Each of the entries should be retyped precisely as it appears.
[Opening INPUT section]
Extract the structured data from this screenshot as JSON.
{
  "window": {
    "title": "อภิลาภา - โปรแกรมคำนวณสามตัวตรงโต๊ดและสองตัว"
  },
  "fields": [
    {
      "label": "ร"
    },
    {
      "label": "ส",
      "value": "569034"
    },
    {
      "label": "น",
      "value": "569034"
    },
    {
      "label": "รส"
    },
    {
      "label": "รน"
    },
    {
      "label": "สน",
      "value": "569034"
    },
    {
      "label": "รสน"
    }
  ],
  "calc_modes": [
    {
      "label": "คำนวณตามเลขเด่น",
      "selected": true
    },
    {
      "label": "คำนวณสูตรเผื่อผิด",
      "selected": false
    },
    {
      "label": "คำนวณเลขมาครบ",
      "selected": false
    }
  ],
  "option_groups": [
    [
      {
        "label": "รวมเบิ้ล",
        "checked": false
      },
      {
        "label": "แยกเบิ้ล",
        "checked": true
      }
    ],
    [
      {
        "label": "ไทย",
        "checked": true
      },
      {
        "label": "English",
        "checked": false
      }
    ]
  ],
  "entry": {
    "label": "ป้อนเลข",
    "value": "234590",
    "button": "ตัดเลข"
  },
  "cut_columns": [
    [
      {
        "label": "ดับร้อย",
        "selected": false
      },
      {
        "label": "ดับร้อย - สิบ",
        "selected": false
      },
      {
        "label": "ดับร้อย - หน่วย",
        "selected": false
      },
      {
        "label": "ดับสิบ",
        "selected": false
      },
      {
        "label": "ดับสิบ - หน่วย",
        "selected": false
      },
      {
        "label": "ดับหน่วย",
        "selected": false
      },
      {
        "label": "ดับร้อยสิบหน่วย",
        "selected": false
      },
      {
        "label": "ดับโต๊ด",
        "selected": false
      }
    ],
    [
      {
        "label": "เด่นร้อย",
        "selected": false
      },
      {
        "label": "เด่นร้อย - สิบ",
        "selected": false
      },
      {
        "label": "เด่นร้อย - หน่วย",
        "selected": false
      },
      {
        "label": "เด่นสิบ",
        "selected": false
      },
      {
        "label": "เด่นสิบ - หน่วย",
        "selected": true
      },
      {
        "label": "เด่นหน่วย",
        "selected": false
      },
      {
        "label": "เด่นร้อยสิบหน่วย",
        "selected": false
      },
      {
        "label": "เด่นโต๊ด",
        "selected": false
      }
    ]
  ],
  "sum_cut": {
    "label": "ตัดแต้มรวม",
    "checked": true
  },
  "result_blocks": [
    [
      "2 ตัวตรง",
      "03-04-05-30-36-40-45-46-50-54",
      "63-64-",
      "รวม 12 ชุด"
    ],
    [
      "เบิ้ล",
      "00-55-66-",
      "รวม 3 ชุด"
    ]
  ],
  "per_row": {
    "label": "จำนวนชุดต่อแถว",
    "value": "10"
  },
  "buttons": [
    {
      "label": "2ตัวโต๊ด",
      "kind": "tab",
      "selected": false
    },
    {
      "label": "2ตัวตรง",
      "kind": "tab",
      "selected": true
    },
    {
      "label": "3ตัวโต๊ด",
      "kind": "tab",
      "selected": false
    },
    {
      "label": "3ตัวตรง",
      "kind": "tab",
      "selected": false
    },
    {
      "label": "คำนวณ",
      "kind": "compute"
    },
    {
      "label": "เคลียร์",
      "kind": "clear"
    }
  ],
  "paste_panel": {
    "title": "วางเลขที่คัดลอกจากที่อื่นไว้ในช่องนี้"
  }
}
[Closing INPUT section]
**PROBLEM SOLUTION:**
Extract the structured data from this screenshot as JSON.
{
  "window": {
    "title": "อภิลาภา - โปรแกรมคำนวณสามตัวตรงโต๊ดและสองตัว"
  },
  "fields": [
    {
      "label": "ร"
    },
    {
      "label": "ส",
      "value": "569034"
    },
    {
      "label": "น",
      "value": "569034"
    },
    {
      "label": "รส"
    },
    {
      "label": "รน"
    },
    {
      "label": "สน",
      "value": "569034"
    },
    {
      "label": "รสน"
    }
  ],
  "calc_modes": [
    {
      "label": "คำนวณตามเลขเด่น",
      "selected": true
    },
    {
      "label": "คำนวณสูตรเผื่อผิด",
      "selected": false
    },
    {
      "label": "คำนวณเลขมาครบ",
      "selected": false
    }
  ],
  "option_groups": [
    [
      {
        "label": "รวมเบิ้ล",
        "checked": false
      },
      {
        "label": "แยกเบิ้ล",
        "checked": true
      }
    ],
    [
      {
        "label": "ไทย",
        "checked": true
      },
      {
        "label": "English",
        "checked": false
      }
    ]
  ],
  "entry": {
    "label": "ป้อนเลข",
    "value": "234590",
    "button": "ตัดเลข"
  },
  "cut_columns": [
    [
      {
        "label": "ดับร้อย",
        "selected": false
      },
      {
        "label": "ดับร้อย - สิบ",
        "selected": false
      },
      {
        "label": "ดับร้อย - หน่วย",
        "selected": false
      },
      {
        "label": "ดับสิบ",
        "selected": false
      },
      {
        "label": "ดับสิบ - หน่วย",
        "selected": false
      },
      {
        "label": "ดับหน่วย",
        "selected": false
      },
      {
        "label": "ดับร้อยสิบหน่วย",
        "selected": false
      },
      {
        "label": "ดับโต๊ด",
        "selected": false
      }
    ],
    [
      {
        "label": "เด่นร้อย",
        "selected": false
      },
      {
        "label": "เด่นร้อย - สิบ",
        "selected": false
      },
      {
        "label": "เด่นร้อย - หน่วย",
        "selected": false
      },
      {
        "label": "เด่นสิบ",
        "selected": false
      },
      {
        "label": "เด่นสิบ - หน่วย",
        "selected": true
      },
      {
        "label": "เด่นหน่วย",
        "selected": false
      },
      {
        "label": "เด่นร้อยสิบหน่วย",
        "selected": false
      },
      {
        "label": "เด่นโต๊ด",
        "selected": false
      }
    ]
  ],
  "sum_cut": {
    "label": "ตัดแต้มรวม",
    "checked": true
  },
  "result_blocks": [
    [
      "2 ตัวตรง",
      "03-04-05-30-36-40-45-46-50-54",
      "63-64-",
      "รวม 12 ชุด"
    ],
    [
      "เบิ้ล",
      "00-55-66-",
      "รวม 3 ชุด"
    ]
  ],
  "per_row": {
    "label": "จำนวนชุดต่อแถว",
    "value": "10"
  },
  "buttons": [
    {
      "label": "2ตัวโต๊ด",
      "kind": "tab",
      "selected": false
    },
    {
      "label": "2ตัวตรง",
      "kind": "tab",
      "selected": true
    },
    {
      "label": "3ตัวโต๊ด",
      "kind": "tab",
      "selected": false
    },
    {
      "label": "3ตัวตรง",
      "kind": "tab",
      "selected": false
    },
    {
      "label": "คำนวณ",
      "kind": "compute"
    },
    {
      "label": "เคลียร์",
      "kind": "clear"
    }
  ],
  "paste_panel": {
    "title": "วางเลขที่คัดลอกจากที่อื่นไว้ในช่องนี้"
  }
}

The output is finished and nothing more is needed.